(Exercise details) The expected answer is a single number, namely how many lines in the data below hold the word "每根构件重量".

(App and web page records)
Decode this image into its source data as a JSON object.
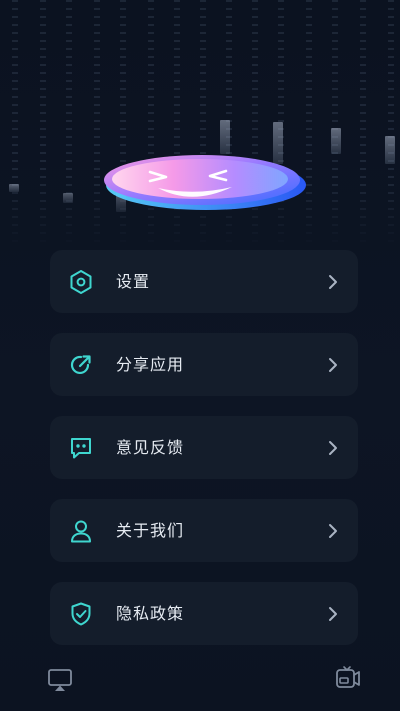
{
  "menu": {
    "items": [
      {
        "label": "设置",
        "icon": "settings-hexagon-icon"
      },
      {
        "label": "分享应用",
        "icon": "share-icon"
      },
      {
        "label": "意见反馈",
        "icon": "feedback-chat-icon"
      },
      {
        "label": "关于我们",
        "icon": "user-icon"
      },
      {
        "label": "隐私政策",
        "icon": "shield-check-icon"
      }
    ]
  },
  "bottom_bar": {
    "left_icon": "screen-cast-icon",
    "right_icon": "video-camera-icon"
  },
  "colors": {
    "accent": "#3fd6cf",
    "card": "#141d2b",
    "background": "#0c1422",
    "text": "#e6ebf2"
  }
}
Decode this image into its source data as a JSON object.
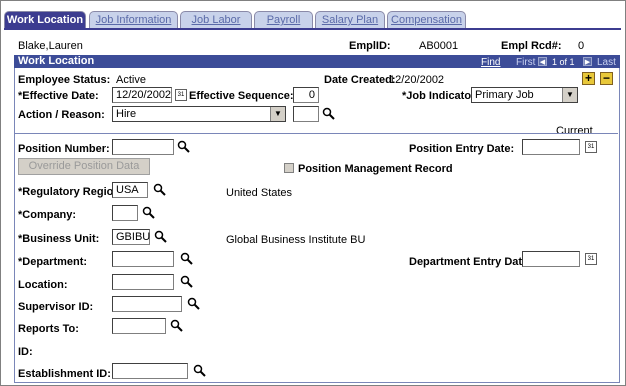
{
  "tabs": [
    {
      "label": "Work Location",
      "active": true
    },
    {
      "label": "Job Information",
      "active": false
    },
    {
      "label": "Job Labor",
      "active": false
    },
    {
      "label": "Payroll",
      "active": false
    },
    {
      "label": "Salary Plan",
      "active": false
    },
    {
      "label": "Compensation",
      "active": false
    }
  ],
  "employee": {
    "name": "Blake,Lauren",
    "emplid_label": "EmplID:",
    "emplid": "AB0001",
    "rcd_label": "Empl Rcd#:",
    "rcd": "0"
  },
  "section": {
    "title": "Work Location",
    "find": "Find",
    "first": "First",
    "count": "1 of 1",
    "last": "Last"
  },
  "status": {
    "label": "Employee Status:",
    "value": "Active"
  },
  "created": {
    "label": "Date Created:",
    "value": "12/20/2002"
  },
  "eff_date": {
    "label": "*Effective Date:",
    "value": "12/20/2002"
  },
  "eff_seq": {
    "label": "Effective Sequence:",
    "value": "0"
  },
  "job_indicator": {
    "label": "*Job Indicator:",
    "value": "Primary Job"
  },
  "action": {
    "label": "Action / Reason:",
    "value": "Hire",
    "reason": ""
  },
  "current_label": "Current",
  "position_number": {
    "label": "Position Number:",
    "value": ""
  },
  "position_entry_date": {
    "label": "Position Entry Date:",
    "value": ""
  },
  "override_button": "Override Position Data",
  "position_mgmt": {
    "label": "Position Management Record",
    "checked": false
  },
  "reg_region": {
    "label": "*Regulatory Region:",
    "value": "USA",
    "desc": "United States"
  },
  "company": {
    "label": "*Company:",
    "value": ""
  },
  "business_unit": {
    "label": "*Business Unit:",
    "value": "GBIBU",
    "desc": "Global Business Institute BU"
  },
  "department": {
    "label": "*Department:",
    "value": ""
  },
  "dept_entry_date": {
    "label": "Department Entry Date:",
    "value": ""
  },
  "location": {
    "label": "Location:",
    "value": ""
  },
  "supervisor": {
    "label": "Supervisor ID:",
    "value": ""
  },
  "reports_to": {
    "label": "Reports To:",
    "value": ""
  },
  "id_label": "ID:",
  "establishment": {
    "label": "Establishment ID:",
    "value": ""
  }
}
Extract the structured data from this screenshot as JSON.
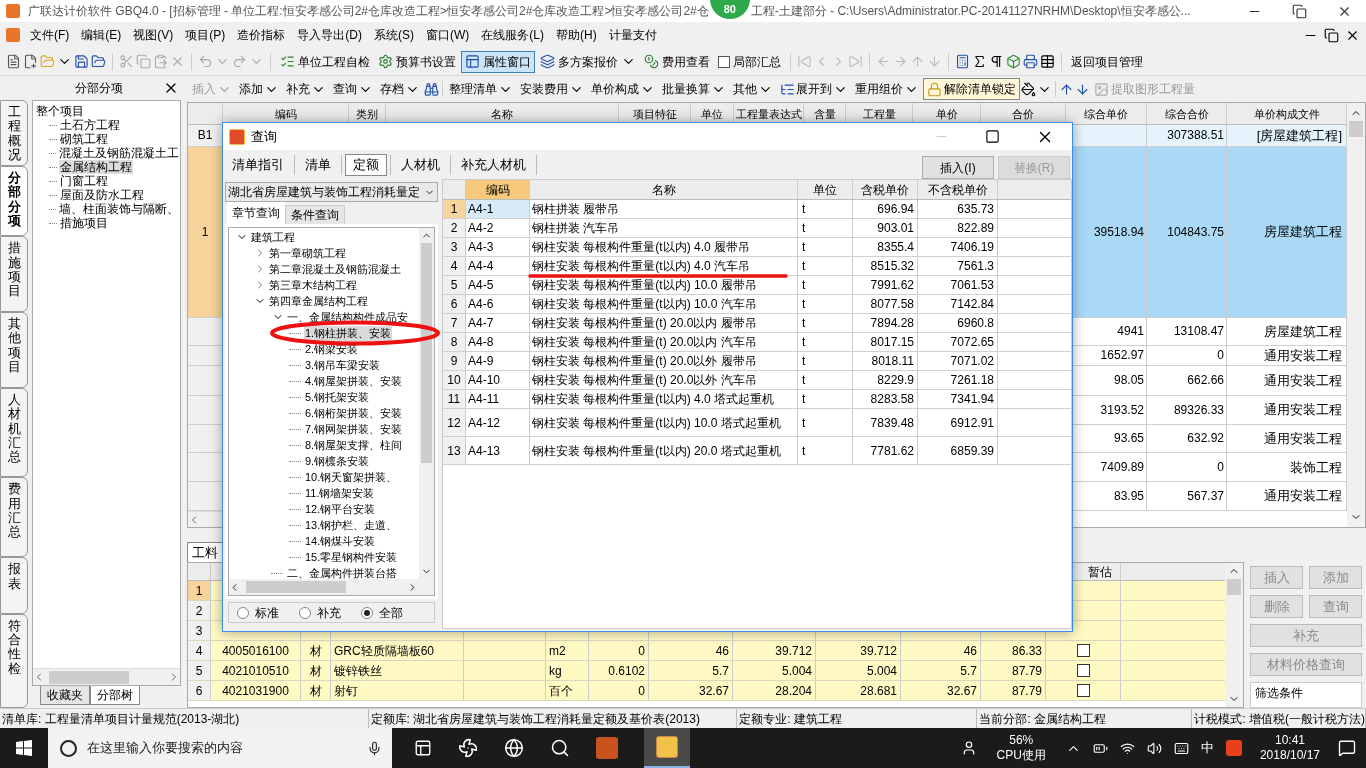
{
  "title_bar": {
    "title_start": "广联达计价软件 GBQ4.0 - [招标管理 - 单位工程:恒安孝感公司2#仓库改造工程>恒安孝感公司2#仓库改造工程>恒安孝感公司2#仓",
    "badge": "80",
    "title_end": "工程-土建部分 - C:\\Users\\Administrator.PC-20141127NRHM\\Desktop\\恒安孝感公..."
  },
  "menu": [
    "文件(F)",
    "编辑(E)",
    "视图(V)",
    "项目(P)",
    "造价指标",
    "导入导出(D)",
    "系统(S)",
    "窗口(W)",
    "在线服务(L)",
    "帮助(H)",
    "计量支付"
  ],
  "toolbar": [
    {
      "kind": "button",
      "label": "单位工程自检"
    },
    {
      "kind": "button",
      "label": "预算书设置"
    },
    {
      "kind": "toggle",
      "label": "属性窗口",
      "selected": true
    },
    {
      "kind": "dropdown",
      "label": "多方案报价"
    },
    {
      "kind": "button",
      "label": "费用查看"
    },
    {
      "kind": "checkbox",
      "label": "局部汇总",
      "checked": false
    },
    {
      "kind": "button",
      "label": "返回项目管理"
    }
  ],
  "edit_toolbar": [
    {
      "kind": "dropdown",
      "label": "插入",
      "disabled": true
    },
    {
      "kind": "dropdown",
      "label": "添加",
      "disabled": false
    },
    {
      "kind": "dropdown",
      "label": "补充",
      "disabled": false
    },
    {
      "kind": "dropdown",
      "label": "查询",
      "disabled": false
    },
    {
      "kind": "dropdown",
      "label": "存档",
      "disabled": false
    },
    {
      "kind": "dropdown",
      "label": "整理清单",
      "disabled": false
    },
    {
      "kind": "dropdown",
      "label": "安装费用",
      "disabled": false
    },
    {
      "kind": "dropdown",
      "label": "单价构成",
      "disabled": false
    },
    {
      "kind": "dropdown",
      "label": "批量换算",
      "disabled": false
    },
    {
      "kind": "dropdown",
      "label": "其他",
      "disabled": false
    },
    {
      "kind": "dropdown",
      "label": "展开到",
      "disabled": false
    },
    {
      "kind": "dropdown",
      "label": "重用组价",
      "disabled": false
    },
    {
      "kind": "button",
      "label": "解除清单锁定",
      "disabled": false
    },
    {
      "kind": "button",
      "label": "提取图形工程量",
      "disabled": true
    }
  ],
  "side_tabs": [
    {
      "label": "工程概况",
      "selected": false
    },
    {
      "label": "分部分项",
      "selected": true
    },
    {
      "label": "措施项目",
      "selected": false
    },
    {
      "label": "其他项目",
      "selected": false
    },
    {
      "label": "人材机汇总",
      "selected": false
    },
    {
      "label": "费用汇总",
      "selected": false
    },
    {
      "label": "报表",
      "selected": false
    },
    {
      "label": "符合性检",
      "selected": false
    }
  ],
  "left_panel": {
    "title": "分部分项",
    "tree": {
      "label": "整个项目",
      "selected": false,
      "children": [
        {
          "label": "土石方工程",
          "selected": false
        },
        {
          "label": "砌筑工程",
          "selected": false
        },
        {
          "label": "混凝土及钢筋混凝土工",
          "selected": false
        },
        {
          "label": "金属结构工程",
          "selected": true
        },
        {
          "label": "门窗工程",
          "selected": false
        },
        {
          "label": "屋面及防水工程",
          "selected": false
        },
        {
          "label": "墙、柱面装饰与隔断、",
          "selected": false
        },
        {
          "label": "措施项目",
          "selected": false
        }
      ]
    },
    "bottom_tabs": [
      {
        "label": "收藏夹",
        "selected": false
      },
      {
        "label": "分部树",
        "selected": true
      }
    ]
  },
  "grid": {
    "columns": [
      "编码",
      "类别",
      "名称",
      "项目特征",
      "单位",
      "工程量表达式",
      "含量",
      "工程量",
      "单价",
      "合价",
      "综合单价",
      "综合合价",
      "单价构成文件"
    ],
    "rows": [
      {
        "number": "B1",
        "kind": "section",
        "selected": false,
        "total": "307388.51",
        "price_file": "[房屋建筑工程]"
      },
      {
        "number": "1",
        "kind": "item",
        "selected": true,
        "unit_price": "39518.94",
        "total": "104843.75",
        "price_file": "房屋建筑工程"
      },
      {
        "kind": "item",
        "selected": false,
        "unit_price": "4941",
        "total": "13108.47",
        "price_file": "房屋建筑工程"
      },
      {
        "kind": "item",
        "selected": false,
        "unit_price": "1652.97",
        "total": "0",
        "price_file": "通用安装工程"
      },
      {
        "kind": "item",
        "selected": false,
        "unit_price": "98.05",
        "total": "662.66",
        "price_file": "通用安装工程"
      },
      {
        "kind": "item",
        "selected": false,
        "unit_price": "3193.52",
        "total": "89326.33",
        "price_file": "通用安装工程"
      },
      {
        "kind": "item",
        "selected": false,
        "unit_price": "93.65",
        "total": "632.92",
        "price_file": "通用安装工程"
      },
      {
        "kind": "item",
        "selected": false,
        "unit_price": "7409.89",
        "total": "0",
        "price_file": "装饰工程"
      },
      {
        "kind": "item",
        "selected": false,
        "unit_price": "83.95",
        "total": "567.37",
        "price_file": "通用安装工程"
      }
    ]
  },
  "detail_tab": "工料",
  "detail_table": {
    "columns": [
      "暂估"
    ],
    "rows": [
      {
        "number": "1",
        "selected": true
      },
      {
        "number": "2",
        "selected": false
      },
      {
        "number": "3",
        "selected": false
      },
      {
        "number": "4",
        "selected": false,
        "code": "4005016100",
        "type": "材",
        "name": "GRC轻质隔墙板60",
        "unit": "m2",
        "values": [
          "0",
          "46",
          "39.712",
          "39.712",
          "46",
          "86.33"
        ],
        "provisional": false
      },
      {
        "number": "5",
        "selected": false,
        "code": "4021010510",
        "type": "材",
        "name": "镀锌铁丝",
        "unit": "kg",
        "values": [
          "0.6102",
          "5.7",
          "5.004",
          "5.004",
          "5.7",
          "87.79"
        ],
        "provisional": false
      },
      {
        "number": "6",
        "selected": false,
        "code": "4021031900",
        "type": "材",
        "name": "射钉",
        "unit": "百个",
        "values": [
          "0",
          "32.67",
          "28.204",
          "28.681",
          "32.67",
          "87.79"
        ],
        "provisional": false
      }
    ]
  },
  "side_buttons": [
    {
      "label": "插入",
      "disabled": true
    },
    {
      "label": "添加",
      "disabled": true
    },
    {
      "label": "删除",
      "disabled": true
    },
    {
      "label": "查询",
      "disabled": true
    },
    {
      "label": "补充",
      "disabled": true
    },
    {
      "label": "材料价格查询",
      "disabled": true
    }
  ],
  "filter_label": "筛选条件",
  "query_dialog": {
    "title": "查询",
    "tabs": [
      {
        "label": "清单指引",
        "selected": false
      },
      {
        "label": "清单",
        "selected": false
      },
      {
        "label": "定额",
        "selected": true
      },
      {
        "label": "人材机",
        "selected": false
      },
      {
        "label": "补充人材机",
        "selected": false
      }
    ],
    "buttons": [
      {
        "label": "插入(I)",
        "disabled": false
      },
      {
        "label": "替换(R)",
        "disabled": true
      }
    ],
    "library": "湖北省房屋建筑与装饰工程消耗量定",
    "search_tabs": [
      {
        "label": "章节查询",
        "selected": true
      },
      {
        "label": "条件查询",
        "selected": false
      }
    ],
    "tree": [
      {
        "label": "建筑工程",
        "expanded": true,
        "selected": false,
        "children": [
          {
            "label": "第一章砌筑工程",
            "expanded": false,
            "selected": false
          },
          {
            "label": "第二章混凝土及钢筋混凝土",
            "expanded": false,
            "selected": false
          },
          {
            "label": "第三章木结构工程",
            "expanded": false,
            "selected": false
          },
          {
            "label": "第四章金属结构工程",
            "expanded": true,
            "selected": false,
            "children": [
              {
                "label": "一、金属结构构件成品安",
                "expanded": true,
                "selected": false,
                "children": [
                  {
                    "label": "1.钢柱拼装、安装",
                    "selected": true
                  },
                  {
                    "label": "2.钢梁安装",
                    "selected": false
                  },
                  {
                    "label": "3.钢吊车梁安装",
                    "selected": false
                  },
                  {
                    "label": "4.钢屋架拼装、安装",
                    "selected": false
                  },
                  {
                    "label": "5.钢托架安装",
                    "selected": false
                  },
                  {
                    "label": "6.钢桁架拼装、安装",
                    "selected": false
                  },
                  {
                    "label": "7.钢网架拼装、安装",
                    "selected": false
                  },
                  {
                    "label": "8.钢屋架支撑、柱间",
                    "selected": false
                  },
                  {
                    "label": "9.钢檩条安装",
                    "selected": false
                  },
                  {
                    "label": "10.钢天窗架拼装、",
                    "selected": false
                  },
                  {
                    "label": "11.钢墙架安装",
                    "selected": false
                  },
                  {
                    "label": "12.钢平台安装",
                    "selected": false
                  },
                  {
                    "label": "13.钢护栏、走道、",
                    "selected": false
                  },
                  {
                    "label": "14.钢煤斗安装",
                    "selected": false
                  },
                  {
                    "label": "15.零星钢构件安装",
                    "selected": false
                  }
                ]
              },
              {
                "label": "二、金属构件拼装台搭",
                "selected": false
              }
            ]
          }
        ]
      }
    ],
    "filters": [
      {
        "label": "标准",
        "selected": false
      },
      {
        "label": "补充",
        "selected": false
      },
      {
        "label": "全部",
        "selected": true
      }
    ],
    "table": {
      "columns": [
        "编码",
        "名称",
        "单位",
        "含税单价",
        "不含税单价"
      ],
      "rows": [
        {
          "number": "1",
          "code": "A4-1",
          "name": "钢柱拼装 履带吊",
          "unit": "t",
          "tax_price": "696.94",
          "price": "635.73",
          "selected": true
        },
        {
          "number": "2",
          "code": "A4-2",
          "name": "钢柱拼装 汽车吊",
          "unit": "t",
          "tax_price": "903.01",
          "price": "822.89",
          "selected": false
        },
        {
          "number": "3",
          "code": "A4-3",
          "name": "钢柱安装 每根构件重量(t以内) 4.0 履带吊",
          "unit": "t",
          "tax_price": "8355.4",
          "price": "7406.19",
          "selected": false
        },
        {
          "number": "4",
          "code": "A4-4",
          "name": "钢柱安装 每根构件重量(t以内) 4.0 汽车吊",
          "unit": "t",
          "tax_price": "8515.32",
          "price": "7561.3",
          "selected": false
        },
        {
          "number": "5",
          "code": "A4-5",
          "name": "钢柱安装 每根构件重量(t以内) 10.0 履带吊",
          "unit": "t",
          "tax_price": "7991.62",
          "price": "7061.53",
          "selected": false
        },
        {
          "number": "6",
          "code": "A4-6",
          "name": "钢柱安装 每根构件重量(t以内) 10.0 汽车吊",
          "unit": "t",
          "tax_price": "8077.58",
          "price": "7142.84",
          "selected": false
        },
        {
          "number": "7",
          "code": "A4-7",
          "name": "钢柱安装 每根构件重量(t) 20.0以内 履带吊",
          "unit": "t",
          "tax_price": "7894.28",
          "price": "6960.8",
          "selected": false
        },
        {
          "number": "8",
          "code": "A4-8",
          "name": "钢柱安装 每根构件重量(t) 20.0以内 汽车吊",
          "unit": "t",
          "tax_price": "8017.15",
          "price": "7072.65",
          "selected": false
        },
        {
          "number": "9",
          "code": "A4-9",
          "name": "钢柱安装 每根构件重量(t) 20.0以外 履带吊",
          "unit": "t",
          "tax_price": "8018.11",
          "price": "7071.02",
          "selected": false
        },
        {
          "number": "10",
          "code": "A4-10",
          "name": "钢柱安装 每根构件重量(t) 20.0以外 汽车吊",
          "unit": "t",
          "tax_price": "8229.9",
          "price": "7261.18",
          "selected": false
        },
        {
          "number": "11",
          "code": "A4-11",
          "name": "钢柱安装 每根构件重量(t以内) 4.0 塔式起重机",
          "unit": "t",
          "tax_price": "8283.58",
          "price": "7341.94",
          "selected": false
        },
        {
          "number": "12",
          "code": "A4-12",
          "name": "钢柱安装 每根构件重量(t以内) 10.0 塔式起重机",
          "unit": "t",
          "tax_price": "7839.48",
          "price": "6912.91",
          "selected": false
        },
        {
          "number": "13",
          "code": "A4-13",
          "name": "钢柱安装 每根构件重量(t以内) 20.0 塔式起重机",
          "unit": "t",
          "tax_price": "7781.62",
          "price": "6859.39",
          "selected": false
        }
      ]
    }
  },
  "status_bar": [
    "清单库: 工程量清单项目计量规范(2013-湖北)",
    "定额库: 湖北省房屋建筑与装饰工程消耗量定额及基价表(2013)",
    "定额专业: 建筑工程",
    "当前分部: 金属结构工程",
    "计税模式: 增值税(一般计税方法)"
  ],
  "taskbar": {
    "search_placeholder": "在这里输入你要搜索的内容",
    "cpu": "56%",
    "cpu_label": "CPU使用",
    "ime": "中",
    "time": "10:41",
    "date": "2018/10/17"
  }
}
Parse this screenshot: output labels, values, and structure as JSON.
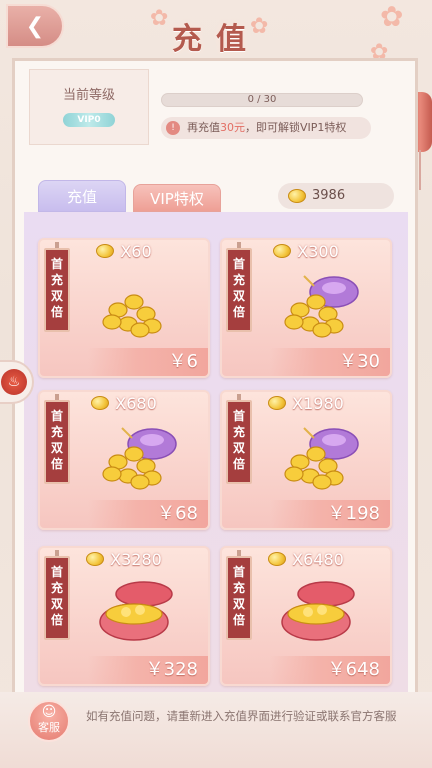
{
  "header": {
    "title": "充值",
    "back_icon": "back-fan-icon"
  },
  "level": {
    "label": "当前等级",
    "badge": "VIP0",
    "progress_text": "0 / 30",
    "progress_fraction": 0,
    "tip_prefix": "再充值",
    "tip_amount": "30元",
    "tip_suffix": "，即可解锁VIP1特权",
    "tip_icon": "!"
  },
  "tabs": {
    "charge": "充值",
    "vip": "VIP特权"
  },
  "balance": {
    "value": "3986"
  },
  "ribbon_text": "首充双倍",
  "products": [
    {
      "qty": "X60",
      "price": "￥6",
      "art": "coins"
    },
    {
      "qty": "X300",
      "price": "￥30",
      "art": "pouch-coins"
    },
    {
      "qty": "X680",
      "price": "￥68",
      "art": "pouch-coins"
    },
    {
      "qty": "X1980",
      "price": "￥198",
      "art": "pouch-coins"
    },
    {
      "qty": "X3280",
      "price": "￥328",
      "art": "chest"
    },
    {
      "qty": "X6480",
      "price": "￥648",
      "art": "chest"
    }
  ],
  "side_button": {
    "icon": "fire-icon"
  },
  "footer": {
    "service_label": "客服",
    "text": "如有充值问题，请重新进入充值界面进行验证或联系官方客服"
  },
  "colors": {
    "accent": "#e36f65",
    "title": "#b45a4e",
    "ribbon": "#a53e3e"
  }
}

(Solution below) 11